I work in a Level I Trauma teaching hospital. Our traumas run like this:
You have two nurses assigned for trauma during the entire shift. One nurse is the circulator, the other nurse is the scribe. You also have techs assigned to get the pt on the monitor, cut off clothes, help transport, run labs and get blood.
Depending on the severity of the trauma, trauma surgeons may be called in or not. We classify our traumas into two cateogories, Class A or Class B. Class A would be considered stab wound/GSW to chest, abdomen, head, a trauma code, or a MVA rollover with a passenger dead on scene. A Class B would be a GSW to thigh, lower extremities, a fall greater than 20 feet, pedrestrian vs car. Trauma surgeons are only paged to Class A traumas, however a Class B can be upgraded to a Class A and we will paged them accordingly.

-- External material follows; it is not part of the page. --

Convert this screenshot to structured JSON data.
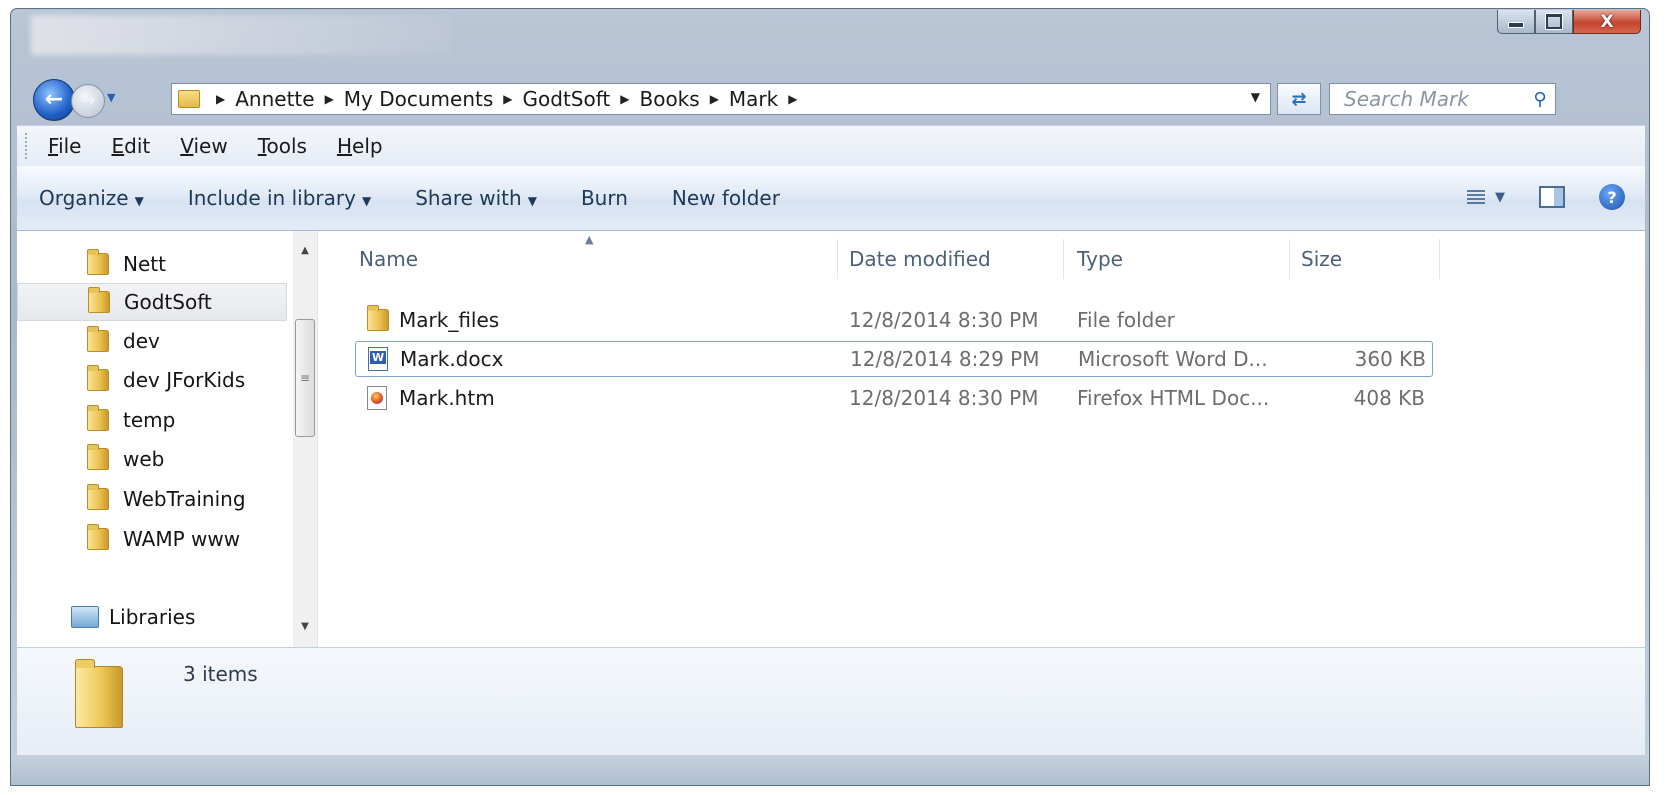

While in a trauma, I pay attention to my resident running it. If I am scribing the event, I ask my residents questions, such as which drugs he/she want drawn up, what interventions they would like, etc. If Trauma surgery comes down and states "we need to take this pt to the OR now!", I will make sure our trauma labs have been drawn for cross and match, cross and screen and if not, I will make it known to the surgeon those labs have not been drawn as of yet. If they havent been drawn and the trauma surgeon says we are moving NOW, I make sure the cirulator goes up to the OR with the pt and draw the labs in the OR.
We do have ER attendings in our traumas, but they mostly stand back and guide the residents. For the most part, our Trauma surgeons and ER docs work well together.